MATERIAL FOR THIS EXERCISE section start

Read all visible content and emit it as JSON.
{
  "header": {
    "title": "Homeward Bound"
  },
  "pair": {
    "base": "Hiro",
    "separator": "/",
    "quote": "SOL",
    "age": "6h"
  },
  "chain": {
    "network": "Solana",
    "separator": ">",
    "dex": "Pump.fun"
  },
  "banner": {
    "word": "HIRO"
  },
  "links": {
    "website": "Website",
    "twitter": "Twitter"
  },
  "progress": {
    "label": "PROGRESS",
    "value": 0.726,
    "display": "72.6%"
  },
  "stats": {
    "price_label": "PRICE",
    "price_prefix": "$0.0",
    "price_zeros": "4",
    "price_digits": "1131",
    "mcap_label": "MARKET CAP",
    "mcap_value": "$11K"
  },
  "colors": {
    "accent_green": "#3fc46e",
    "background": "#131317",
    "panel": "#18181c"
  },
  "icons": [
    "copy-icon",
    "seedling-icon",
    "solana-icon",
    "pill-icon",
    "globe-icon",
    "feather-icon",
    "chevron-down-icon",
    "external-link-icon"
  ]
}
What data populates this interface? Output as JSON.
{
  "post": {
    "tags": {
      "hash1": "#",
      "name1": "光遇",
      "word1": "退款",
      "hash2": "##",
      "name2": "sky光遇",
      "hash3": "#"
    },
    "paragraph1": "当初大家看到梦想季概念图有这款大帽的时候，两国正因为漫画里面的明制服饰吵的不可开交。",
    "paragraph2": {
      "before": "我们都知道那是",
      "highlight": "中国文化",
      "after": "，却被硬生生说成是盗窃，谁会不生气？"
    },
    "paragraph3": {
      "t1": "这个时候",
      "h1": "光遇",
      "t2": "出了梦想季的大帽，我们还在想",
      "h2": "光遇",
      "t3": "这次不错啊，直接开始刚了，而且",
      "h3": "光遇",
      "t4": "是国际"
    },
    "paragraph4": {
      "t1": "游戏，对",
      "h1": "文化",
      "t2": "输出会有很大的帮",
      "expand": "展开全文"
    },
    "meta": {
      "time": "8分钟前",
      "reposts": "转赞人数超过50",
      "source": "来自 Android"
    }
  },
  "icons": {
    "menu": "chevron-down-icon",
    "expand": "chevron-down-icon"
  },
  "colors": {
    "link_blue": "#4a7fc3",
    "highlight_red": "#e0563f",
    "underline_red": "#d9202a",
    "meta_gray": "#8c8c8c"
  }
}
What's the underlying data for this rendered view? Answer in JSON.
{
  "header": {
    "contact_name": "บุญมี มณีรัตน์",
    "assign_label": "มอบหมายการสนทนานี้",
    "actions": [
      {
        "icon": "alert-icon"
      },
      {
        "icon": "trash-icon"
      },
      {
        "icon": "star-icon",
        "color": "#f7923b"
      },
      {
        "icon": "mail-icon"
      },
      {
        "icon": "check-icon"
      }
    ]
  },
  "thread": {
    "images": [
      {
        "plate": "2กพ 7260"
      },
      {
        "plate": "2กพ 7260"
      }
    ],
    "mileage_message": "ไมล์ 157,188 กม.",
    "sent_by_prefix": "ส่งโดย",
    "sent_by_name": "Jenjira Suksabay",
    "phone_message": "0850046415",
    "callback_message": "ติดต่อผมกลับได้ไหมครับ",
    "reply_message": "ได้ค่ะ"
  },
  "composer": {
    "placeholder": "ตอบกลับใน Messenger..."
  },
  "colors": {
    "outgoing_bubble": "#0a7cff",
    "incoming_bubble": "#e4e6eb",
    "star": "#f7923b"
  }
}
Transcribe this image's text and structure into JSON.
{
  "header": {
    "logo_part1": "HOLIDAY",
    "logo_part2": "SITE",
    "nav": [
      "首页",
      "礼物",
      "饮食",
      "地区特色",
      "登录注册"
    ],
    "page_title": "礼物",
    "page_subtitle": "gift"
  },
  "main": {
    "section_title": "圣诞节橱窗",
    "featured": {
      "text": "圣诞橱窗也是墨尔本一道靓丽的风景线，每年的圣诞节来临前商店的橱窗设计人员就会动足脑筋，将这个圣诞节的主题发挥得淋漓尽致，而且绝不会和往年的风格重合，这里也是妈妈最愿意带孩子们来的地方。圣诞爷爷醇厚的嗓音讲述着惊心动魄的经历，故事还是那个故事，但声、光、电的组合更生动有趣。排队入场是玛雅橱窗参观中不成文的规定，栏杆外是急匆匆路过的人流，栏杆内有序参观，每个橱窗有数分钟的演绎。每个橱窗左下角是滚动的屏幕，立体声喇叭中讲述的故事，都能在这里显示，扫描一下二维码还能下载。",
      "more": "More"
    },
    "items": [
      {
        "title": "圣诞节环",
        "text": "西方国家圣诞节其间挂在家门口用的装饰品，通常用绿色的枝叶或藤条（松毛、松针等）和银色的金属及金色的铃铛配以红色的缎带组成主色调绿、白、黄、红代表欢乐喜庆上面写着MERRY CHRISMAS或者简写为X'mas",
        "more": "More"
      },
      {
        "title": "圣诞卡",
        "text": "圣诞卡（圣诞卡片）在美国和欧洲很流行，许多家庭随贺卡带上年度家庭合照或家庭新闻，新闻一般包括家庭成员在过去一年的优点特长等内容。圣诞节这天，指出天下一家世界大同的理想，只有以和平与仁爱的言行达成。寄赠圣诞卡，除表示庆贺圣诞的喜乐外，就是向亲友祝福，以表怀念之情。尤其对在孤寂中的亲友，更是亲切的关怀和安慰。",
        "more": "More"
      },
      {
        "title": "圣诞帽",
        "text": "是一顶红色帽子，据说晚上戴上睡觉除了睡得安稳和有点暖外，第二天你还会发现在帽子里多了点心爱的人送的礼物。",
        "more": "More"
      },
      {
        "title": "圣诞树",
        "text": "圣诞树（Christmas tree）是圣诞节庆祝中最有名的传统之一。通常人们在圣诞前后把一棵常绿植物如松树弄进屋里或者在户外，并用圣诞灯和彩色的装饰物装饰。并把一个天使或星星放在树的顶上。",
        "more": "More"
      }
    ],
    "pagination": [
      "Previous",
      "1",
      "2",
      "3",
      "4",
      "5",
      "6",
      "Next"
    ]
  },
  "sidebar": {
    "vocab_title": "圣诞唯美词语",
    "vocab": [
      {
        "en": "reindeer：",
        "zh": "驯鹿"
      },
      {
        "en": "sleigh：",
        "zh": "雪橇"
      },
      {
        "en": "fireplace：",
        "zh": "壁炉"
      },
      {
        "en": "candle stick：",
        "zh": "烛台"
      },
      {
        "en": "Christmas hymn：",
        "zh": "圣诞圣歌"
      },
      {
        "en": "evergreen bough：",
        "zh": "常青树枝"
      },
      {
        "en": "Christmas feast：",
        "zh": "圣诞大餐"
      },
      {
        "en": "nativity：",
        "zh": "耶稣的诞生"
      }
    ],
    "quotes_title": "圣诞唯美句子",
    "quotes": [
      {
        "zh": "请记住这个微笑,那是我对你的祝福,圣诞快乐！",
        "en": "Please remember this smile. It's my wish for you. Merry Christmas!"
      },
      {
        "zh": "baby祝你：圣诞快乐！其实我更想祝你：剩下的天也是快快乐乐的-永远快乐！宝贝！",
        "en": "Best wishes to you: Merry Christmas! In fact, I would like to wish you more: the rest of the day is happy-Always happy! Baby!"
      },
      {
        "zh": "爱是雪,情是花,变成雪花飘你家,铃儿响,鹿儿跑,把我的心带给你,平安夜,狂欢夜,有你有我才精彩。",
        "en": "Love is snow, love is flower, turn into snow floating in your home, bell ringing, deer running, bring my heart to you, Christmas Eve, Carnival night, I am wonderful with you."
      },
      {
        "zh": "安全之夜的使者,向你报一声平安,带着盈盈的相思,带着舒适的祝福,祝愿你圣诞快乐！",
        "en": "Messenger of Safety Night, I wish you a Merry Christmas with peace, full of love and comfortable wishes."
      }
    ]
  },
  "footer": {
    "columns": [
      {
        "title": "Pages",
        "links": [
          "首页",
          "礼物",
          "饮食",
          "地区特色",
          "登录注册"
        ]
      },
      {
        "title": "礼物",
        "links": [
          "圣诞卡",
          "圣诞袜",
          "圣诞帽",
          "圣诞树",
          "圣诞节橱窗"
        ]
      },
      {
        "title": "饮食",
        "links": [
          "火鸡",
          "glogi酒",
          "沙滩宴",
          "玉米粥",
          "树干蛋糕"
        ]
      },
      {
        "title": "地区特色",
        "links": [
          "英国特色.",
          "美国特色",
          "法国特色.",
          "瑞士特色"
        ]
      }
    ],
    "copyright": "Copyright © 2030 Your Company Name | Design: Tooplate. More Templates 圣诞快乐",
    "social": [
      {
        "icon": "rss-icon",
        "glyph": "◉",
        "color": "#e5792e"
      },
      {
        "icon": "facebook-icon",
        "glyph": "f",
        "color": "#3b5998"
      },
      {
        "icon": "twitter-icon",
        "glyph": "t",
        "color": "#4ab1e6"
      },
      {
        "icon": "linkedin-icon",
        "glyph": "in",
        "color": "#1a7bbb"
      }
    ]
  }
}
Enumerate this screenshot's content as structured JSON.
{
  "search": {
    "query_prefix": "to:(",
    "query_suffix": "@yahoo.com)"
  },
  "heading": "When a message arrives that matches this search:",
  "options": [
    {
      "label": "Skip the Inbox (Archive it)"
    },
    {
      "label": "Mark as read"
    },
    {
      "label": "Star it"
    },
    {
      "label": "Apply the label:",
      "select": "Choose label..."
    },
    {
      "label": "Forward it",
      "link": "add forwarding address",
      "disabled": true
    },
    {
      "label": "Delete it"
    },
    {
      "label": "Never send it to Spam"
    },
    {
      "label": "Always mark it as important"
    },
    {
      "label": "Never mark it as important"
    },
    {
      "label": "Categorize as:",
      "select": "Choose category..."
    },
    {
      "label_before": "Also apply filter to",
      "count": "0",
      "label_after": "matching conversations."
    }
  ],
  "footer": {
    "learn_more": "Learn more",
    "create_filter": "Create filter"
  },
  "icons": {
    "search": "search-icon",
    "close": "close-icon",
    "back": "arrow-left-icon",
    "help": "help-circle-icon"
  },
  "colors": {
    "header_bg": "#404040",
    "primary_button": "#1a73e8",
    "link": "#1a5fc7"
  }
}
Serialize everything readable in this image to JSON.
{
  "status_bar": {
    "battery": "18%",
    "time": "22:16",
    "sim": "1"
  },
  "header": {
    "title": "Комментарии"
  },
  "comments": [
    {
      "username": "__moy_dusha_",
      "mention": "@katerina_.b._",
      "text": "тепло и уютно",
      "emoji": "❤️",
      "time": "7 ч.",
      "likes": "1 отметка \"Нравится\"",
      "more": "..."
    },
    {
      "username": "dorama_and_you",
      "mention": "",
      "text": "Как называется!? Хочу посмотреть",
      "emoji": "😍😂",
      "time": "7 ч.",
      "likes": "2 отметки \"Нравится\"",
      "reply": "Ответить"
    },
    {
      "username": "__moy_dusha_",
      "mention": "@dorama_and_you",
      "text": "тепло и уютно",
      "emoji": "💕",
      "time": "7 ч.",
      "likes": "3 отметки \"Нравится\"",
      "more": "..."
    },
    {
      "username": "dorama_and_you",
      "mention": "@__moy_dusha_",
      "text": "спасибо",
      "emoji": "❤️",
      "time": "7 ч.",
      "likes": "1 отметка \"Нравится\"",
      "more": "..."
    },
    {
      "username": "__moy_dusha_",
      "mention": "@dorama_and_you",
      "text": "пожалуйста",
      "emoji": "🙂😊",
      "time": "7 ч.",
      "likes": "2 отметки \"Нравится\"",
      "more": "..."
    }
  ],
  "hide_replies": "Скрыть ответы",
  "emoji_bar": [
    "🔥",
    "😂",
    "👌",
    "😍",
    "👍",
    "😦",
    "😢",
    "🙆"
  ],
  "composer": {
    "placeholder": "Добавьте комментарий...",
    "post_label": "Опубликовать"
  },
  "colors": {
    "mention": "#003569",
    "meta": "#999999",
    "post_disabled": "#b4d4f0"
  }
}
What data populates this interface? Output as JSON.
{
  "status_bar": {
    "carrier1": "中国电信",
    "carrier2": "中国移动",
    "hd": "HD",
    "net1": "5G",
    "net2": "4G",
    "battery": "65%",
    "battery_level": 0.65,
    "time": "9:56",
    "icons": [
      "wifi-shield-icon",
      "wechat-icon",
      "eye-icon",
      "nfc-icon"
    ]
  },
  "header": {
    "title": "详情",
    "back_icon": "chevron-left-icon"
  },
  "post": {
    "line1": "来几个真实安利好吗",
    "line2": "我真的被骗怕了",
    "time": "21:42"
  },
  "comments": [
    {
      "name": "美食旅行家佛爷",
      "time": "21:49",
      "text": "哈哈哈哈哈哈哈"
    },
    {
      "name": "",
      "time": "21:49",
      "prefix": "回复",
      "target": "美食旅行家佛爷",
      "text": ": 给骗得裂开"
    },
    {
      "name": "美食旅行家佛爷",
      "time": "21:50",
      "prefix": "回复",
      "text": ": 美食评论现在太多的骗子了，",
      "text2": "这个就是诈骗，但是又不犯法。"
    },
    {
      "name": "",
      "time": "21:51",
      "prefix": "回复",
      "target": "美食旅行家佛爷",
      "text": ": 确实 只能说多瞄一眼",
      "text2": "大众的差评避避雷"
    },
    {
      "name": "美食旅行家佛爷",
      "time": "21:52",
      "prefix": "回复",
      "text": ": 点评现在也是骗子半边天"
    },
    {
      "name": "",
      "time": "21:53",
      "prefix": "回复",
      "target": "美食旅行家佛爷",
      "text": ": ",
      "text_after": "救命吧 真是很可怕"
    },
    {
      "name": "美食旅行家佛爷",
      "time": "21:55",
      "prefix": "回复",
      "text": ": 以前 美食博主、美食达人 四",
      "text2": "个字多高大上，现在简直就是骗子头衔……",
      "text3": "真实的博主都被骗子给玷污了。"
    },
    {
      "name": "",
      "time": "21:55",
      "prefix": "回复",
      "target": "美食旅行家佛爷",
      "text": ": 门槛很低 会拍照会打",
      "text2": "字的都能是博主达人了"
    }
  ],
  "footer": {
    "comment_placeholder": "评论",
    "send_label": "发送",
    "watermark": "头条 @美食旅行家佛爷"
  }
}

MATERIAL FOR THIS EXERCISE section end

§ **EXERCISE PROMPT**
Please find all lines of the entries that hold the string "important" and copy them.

§ **RESULT OF THIS EXERCISE**
      "label": "Always mark it as important"
      "label": "Never mark it as important"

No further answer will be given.